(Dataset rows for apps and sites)
........

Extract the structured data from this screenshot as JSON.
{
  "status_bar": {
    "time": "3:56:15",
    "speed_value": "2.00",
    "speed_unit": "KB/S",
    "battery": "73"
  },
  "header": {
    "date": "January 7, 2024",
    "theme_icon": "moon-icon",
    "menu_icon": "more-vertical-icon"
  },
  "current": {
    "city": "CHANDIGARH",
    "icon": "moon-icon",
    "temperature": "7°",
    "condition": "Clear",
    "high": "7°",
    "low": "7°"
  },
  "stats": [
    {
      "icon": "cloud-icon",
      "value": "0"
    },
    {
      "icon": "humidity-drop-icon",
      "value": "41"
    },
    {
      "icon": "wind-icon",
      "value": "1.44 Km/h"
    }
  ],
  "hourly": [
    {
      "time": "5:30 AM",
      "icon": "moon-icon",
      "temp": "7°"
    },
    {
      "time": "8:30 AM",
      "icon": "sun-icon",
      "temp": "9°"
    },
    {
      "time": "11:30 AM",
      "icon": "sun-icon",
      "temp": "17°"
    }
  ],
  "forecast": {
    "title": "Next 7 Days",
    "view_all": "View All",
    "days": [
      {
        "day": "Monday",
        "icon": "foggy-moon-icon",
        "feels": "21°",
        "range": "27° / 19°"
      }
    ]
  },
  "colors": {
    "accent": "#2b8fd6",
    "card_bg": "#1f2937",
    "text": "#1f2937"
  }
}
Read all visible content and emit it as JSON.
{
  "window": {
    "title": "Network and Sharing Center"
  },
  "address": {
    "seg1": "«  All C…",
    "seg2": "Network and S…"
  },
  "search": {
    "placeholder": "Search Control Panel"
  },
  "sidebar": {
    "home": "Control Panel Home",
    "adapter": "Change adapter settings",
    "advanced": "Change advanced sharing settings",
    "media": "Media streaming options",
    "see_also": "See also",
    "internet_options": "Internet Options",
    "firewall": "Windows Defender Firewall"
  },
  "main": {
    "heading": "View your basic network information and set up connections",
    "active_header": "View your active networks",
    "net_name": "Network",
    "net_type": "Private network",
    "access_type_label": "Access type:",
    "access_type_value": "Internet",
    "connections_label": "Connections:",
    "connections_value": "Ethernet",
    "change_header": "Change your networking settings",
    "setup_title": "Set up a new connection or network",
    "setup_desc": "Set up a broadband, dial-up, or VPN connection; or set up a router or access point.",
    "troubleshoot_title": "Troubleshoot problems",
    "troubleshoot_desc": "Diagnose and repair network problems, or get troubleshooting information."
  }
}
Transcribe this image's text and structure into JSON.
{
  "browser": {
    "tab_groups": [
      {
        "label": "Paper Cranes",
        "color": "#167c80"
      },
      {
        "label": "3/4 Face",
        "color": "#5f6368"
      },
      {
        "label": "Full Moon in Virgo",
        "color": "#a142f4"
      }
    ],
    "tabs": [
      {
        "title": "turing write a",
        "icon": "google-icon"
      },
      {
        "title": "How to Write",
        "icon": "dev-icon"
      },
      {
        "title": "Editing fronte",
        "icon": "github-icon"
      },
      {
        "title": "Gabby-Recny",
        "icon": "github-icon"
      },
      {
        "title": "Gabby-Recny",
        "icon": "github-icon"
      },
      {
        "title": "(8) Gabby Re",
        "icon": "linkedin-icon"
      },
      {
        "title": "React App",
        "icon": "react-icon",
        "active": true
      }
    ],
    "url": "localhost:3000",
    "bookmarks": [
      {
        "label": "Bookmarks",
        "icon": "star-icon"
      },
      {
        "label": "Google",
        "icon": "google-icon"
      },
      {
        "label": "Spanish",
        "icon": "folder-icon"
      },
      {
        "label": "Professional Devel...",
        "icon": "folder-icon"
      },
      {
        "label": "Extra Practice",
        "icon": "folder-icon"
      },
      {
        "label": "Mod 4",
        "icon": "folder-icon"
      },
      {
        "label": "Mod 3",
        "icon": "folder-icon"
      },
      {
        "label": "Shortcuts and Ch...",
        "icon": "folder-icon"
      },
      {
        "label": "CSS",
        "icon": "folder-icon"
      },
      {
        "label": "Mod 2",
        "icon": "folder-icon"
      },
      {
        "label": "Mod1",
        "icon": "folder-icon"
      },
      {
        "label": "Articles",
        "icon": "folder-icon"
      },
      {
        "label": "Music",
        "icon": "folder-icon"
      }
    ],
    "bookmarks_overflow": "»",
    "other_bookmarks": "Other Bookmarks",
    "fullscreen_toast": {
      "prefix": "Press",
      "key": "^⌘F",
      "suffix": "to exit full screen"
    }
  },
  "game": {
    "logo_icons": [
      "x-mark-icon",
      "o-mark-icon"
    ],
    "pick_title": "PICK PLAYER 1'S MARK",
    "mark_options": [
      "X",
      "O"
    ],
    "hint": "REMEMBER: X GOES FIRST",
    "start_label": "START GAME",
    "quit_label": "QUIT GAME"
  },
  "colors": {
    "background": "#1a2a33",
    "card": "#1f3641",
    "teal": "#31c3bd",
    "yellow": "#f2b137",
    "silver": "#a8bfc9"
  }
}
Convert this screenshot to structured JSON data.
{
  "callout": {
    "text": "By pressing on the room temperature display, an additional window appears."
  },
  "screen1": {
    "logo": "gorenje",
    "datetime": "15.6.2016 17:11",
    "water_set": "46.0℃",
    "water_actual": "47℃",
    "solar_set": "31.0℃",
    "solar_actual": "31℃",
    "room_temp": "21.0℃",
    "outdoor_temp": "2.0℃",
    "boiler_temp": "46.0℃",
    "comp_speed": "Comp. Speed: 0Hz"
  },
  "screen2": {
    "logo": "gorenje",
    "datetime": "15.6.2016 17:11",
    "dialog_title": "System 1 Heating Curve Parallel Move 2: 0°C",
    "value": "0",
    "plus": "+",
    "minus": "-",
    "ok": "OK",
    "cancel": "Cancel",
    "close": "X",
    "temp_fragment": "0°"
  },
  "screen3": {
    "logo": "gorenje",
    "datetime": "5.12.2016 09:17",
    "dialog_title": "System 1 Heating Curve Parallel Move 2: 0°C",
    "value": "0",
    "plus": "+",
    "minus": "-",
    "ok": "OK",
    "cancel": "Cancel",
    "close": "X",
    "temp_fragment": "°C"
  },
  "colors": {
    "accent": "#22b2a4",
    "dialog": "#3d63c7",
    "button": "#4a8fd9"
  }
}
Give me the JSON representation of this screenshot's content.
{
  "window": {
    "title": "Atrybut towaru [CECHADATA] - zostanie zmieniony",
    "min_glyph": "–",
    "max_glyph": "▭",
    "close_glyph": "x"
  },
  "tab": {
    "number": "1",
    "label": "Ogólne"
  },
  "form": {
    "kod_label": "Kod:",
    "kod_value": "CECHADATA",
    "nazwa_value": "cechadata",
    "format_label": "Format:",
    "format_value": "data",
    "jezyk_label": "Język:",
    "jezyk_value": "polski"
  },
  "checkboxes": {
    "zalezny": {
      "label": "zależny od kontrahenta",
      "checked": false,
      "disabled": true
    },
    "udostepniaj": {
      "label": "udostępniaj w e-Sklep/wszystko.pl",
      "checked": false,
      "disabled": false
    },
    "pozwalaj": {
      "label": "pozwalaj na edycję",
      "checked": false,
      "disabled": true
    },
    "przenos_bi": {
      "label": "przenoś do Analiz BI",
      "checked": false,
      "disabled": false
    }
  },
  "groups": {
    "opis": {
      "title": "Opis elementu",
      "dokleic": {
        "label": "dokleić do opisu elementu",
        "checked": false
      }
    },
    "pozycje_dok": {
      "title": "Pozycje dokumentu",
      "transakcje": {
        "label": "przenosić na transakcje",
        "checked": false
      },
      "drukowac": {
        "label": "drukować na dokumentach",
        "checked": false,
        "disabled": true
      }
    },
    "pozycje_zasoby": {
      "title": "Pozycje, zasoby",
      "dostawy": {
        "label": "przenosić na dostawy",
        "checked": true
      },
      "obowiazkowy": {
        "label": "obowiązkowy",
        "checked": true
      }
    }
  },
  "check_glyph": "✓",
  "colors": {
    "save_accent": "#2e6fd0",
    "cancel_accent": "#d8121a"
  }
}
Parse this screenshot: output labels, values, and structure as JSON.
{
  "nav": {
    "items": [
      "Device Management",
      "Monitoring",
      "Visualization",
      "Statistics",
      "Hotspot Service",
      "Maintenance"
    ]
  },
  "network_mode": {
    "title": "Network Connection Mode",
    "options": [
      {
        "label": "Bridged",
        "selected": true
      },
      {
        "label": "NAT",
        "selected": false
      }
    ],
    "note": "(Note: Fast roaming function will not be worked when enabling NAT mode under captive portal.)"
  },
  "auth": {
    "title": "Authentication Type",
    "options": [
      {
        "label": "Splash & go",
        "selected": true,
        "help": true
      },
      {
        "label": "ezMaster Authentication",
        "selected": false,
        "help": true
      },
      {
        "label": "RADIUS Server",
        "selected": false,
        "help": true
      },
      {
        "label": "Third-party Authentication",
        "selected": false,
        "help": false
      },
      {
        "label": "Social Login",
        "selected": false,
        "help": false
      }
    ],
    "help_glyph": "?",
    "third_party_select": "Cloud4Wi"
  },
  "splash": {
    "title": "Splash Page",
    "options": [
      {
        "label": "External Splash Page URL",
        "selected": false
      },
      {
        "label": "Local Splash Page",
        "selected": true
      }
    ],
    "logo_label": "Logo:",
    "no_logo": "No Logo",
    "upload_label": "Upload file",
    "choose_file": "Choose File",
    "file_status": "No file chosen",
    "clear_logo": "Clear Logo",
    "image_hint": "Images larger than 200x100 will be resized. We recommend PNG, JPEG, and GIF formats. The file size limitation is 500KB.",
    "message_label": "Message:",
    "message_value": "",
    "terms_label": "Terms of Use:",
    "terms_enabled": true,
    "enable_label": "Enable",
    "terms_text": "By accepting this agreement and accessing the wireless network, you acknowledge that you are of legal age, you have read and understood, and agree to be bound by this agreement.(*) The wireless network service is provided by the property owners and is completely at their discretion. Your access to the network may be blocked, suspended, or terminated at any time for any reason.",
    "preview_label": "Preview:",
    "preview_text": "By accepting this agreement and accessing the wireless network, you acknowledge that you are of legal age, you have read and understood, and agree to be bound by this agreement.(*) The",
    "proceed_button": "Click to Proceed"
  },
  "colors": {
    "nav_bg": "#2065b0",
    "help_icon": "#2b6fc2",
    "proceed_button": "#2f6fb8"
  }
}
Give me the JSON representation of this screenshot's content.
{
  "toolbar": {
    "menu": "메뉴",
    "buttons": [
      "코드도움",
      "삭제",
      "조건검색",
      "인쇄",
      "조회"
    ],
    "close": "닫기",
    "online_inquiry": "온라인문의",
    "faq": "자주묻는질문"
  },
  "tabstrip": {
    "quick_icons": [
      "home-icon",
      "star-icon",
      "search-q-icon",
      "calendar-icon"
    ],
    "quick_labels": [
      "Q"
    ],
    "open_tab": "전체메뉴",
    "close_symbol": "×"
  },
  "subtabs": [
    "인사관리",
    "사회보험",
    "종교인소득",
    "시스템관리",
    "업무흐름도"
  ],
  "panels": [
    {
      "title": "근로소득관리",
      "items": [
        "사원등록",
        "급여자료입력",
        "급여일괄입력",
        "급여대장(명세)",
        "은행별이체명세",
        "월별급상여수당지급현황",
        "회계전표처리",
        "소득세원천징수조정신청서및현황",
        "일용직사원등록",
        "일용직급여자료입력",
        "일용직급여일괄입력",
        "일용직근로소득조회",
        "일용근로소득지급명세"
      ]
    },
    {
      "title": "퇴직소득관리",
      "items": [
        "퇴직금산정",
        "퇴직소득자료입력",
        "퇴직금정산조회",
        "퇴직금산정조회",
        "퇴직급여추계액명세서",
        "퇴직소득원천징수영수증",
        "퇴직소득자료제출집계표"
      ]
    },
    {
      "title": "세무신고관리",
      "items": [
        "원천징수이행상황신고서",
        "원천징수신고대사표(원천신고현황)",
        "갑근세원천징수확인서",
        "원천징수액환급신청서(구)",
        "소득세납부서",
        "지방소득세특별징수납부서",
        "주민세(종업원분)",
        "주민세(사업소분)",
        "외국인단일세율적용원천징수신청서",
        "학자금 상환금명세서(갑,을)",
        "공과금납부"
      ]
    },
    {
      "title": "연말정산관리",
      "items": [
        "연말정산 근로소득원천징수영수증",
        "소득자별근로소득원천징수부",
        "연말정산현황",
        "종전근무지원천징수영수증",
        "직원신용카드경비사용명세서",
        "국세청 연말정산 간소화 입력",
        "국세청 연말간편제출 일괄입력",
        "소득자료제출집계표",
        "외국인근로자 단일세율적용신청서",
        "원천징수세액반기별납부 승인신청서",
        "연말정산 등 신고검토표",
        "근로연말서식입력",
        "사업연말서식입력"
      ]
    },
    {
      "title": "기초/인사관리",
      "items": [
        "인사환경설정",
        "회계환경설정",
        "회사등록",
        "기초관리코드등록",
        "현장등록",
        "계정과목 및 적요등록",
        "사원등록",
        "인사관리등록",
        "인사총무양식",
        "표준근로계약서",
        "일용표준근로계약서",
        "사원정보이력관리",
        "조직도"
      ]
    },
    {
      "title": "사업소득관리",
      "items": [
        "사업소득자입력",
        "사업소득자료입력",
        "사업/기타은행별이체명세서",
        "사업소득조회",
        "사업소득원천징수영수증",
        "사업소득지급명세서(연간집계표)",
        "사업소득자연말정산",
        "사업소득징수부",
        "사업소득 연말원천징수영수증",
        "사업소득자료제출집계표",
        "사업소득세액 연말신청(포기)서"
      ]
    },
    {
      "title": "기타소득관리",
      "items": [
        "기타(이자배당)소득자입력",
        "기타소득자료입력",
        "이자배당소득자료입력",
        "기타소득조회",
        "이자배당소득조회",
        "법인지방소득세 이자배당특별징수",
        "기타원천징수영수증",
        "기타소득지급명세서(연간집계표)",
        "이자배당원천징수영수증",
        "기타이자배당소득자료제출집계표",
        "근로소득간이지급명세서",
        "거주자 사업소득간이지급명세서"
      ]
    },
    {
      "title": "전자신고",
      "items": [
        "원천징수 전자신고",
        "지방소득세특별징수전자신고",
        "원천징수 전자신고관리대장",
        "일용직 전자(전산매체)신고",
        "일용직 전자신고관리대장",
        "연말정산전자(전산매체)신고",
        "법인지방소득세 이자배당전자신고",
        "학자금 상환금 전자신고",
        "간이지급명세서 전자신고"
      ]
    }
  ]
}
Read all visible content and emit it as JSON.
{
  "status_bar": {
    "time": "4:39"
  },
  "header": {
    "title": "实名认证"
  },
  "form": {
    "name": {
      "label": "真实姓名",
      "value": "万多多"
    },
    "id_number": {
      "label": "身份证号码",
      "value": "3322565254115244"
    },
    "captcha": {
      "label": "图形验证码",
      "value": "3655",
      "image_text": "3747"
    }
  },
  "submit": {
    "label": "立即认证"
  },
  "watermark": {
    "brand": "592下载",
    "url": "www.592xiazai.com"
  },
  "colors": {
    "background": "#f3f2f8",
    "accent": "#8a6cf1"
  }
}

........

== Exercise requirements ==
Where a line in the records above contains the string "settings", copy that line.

== Output below ==
    "adapter": "Change adapter settings",
    "advanced": "Change advanced sharing settings",
    "change_header": "Change your networking settings",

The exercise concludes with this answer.